    <p>HVN</p><p>HVN</p>
  • Wheelchair Sports Camp has spent years establishing a reputation as "Denver's biggest smallest band" through live shows, EPs and singles that blend Kalyn Heffernan's rap lyrics with rock, jazz and even country instruments. Their music has won them fans like rapper Sage Francis and landed them on the cover of The Village Voice. This month the band released their debut studio album, "No Big Deal." They worked with keyboardist and producer Isaiah "Ikey" Owens on the album shortly before his death in 2014. Wheelchair Sports Camp returned to our CPR Performance Studio this month to perform some music from the album. They also spoke with Alisha Sweeney about working with the late Owens, signing to Sage Francis' Strange Famous label and getting "roasted" by comedian Jeff Ross at South By Southwest in Austin, Texas.
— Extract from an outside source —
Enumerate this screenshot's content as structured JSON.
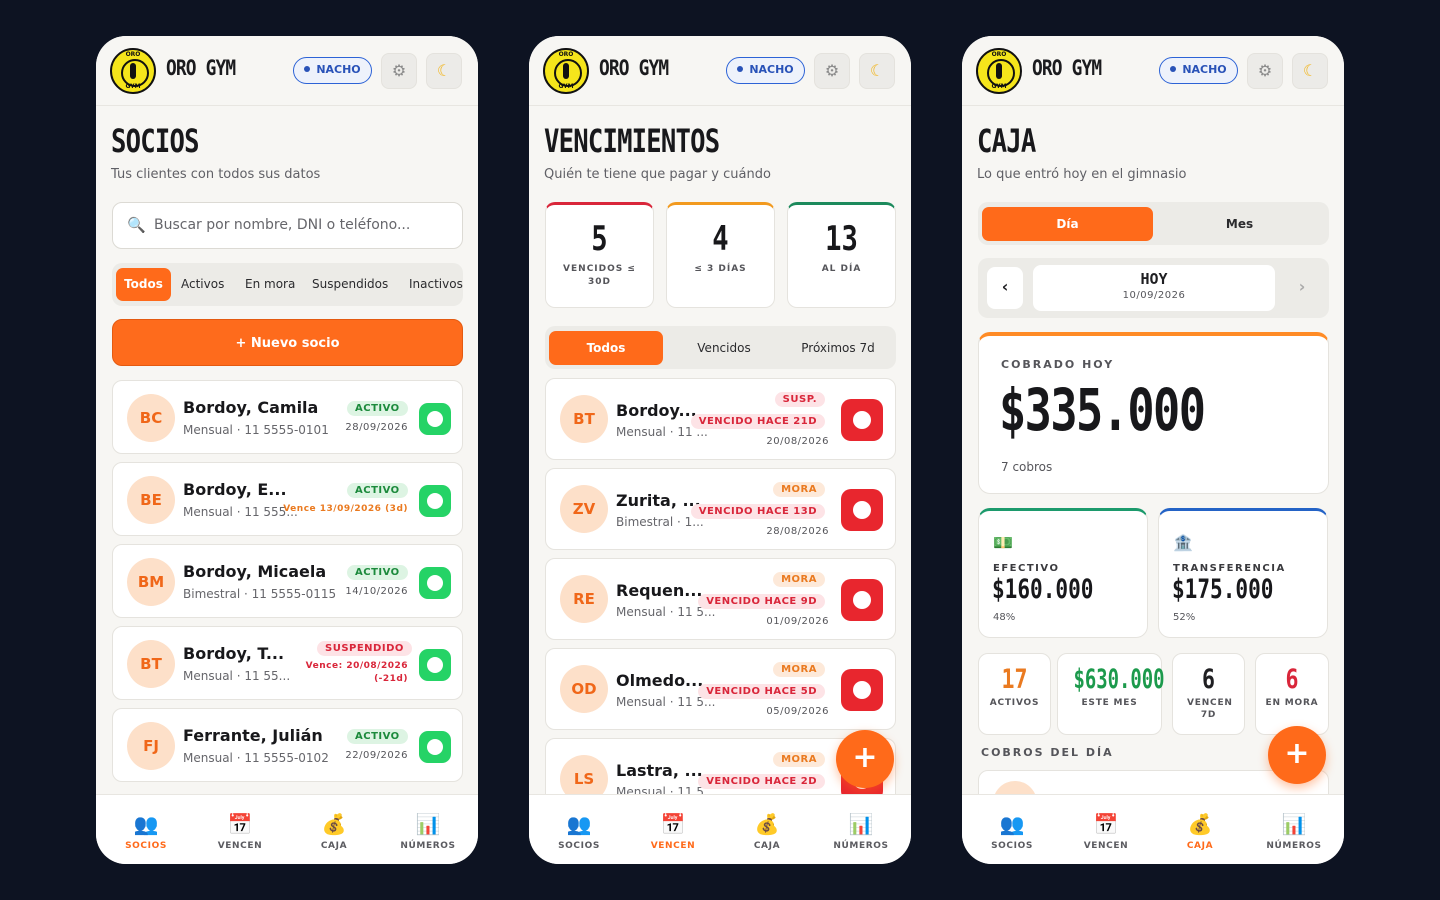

    <p>Wheelchair Sports Camp</p><p>Wheelchair Sports Camp</p>
  • If you're familiar with the Elephant Six collective, you'll know there have been several notable bands with a Denver connection to come out of it. In addition to Neutral Milk Hotel, The Apples In Stereo and Dressy Bessy, that list includes The Minders, who have since relocated to Portland, Ore. Fronted by Martyn Leaper, The Minders have been fairly quiet in recent years. But the band returned this month with the album "Into The River," which they released the same day they visited our CPR Performance Studio. Leaper and his band played four songs from the new album. He also spoke with Jeremy Petersen about incorporating string parts into the band's music for the first time, how they spent the 10 years since the debut album, and the history behind the Elephant Six collective.
    <p>The Minders</p><p>The Minders</p>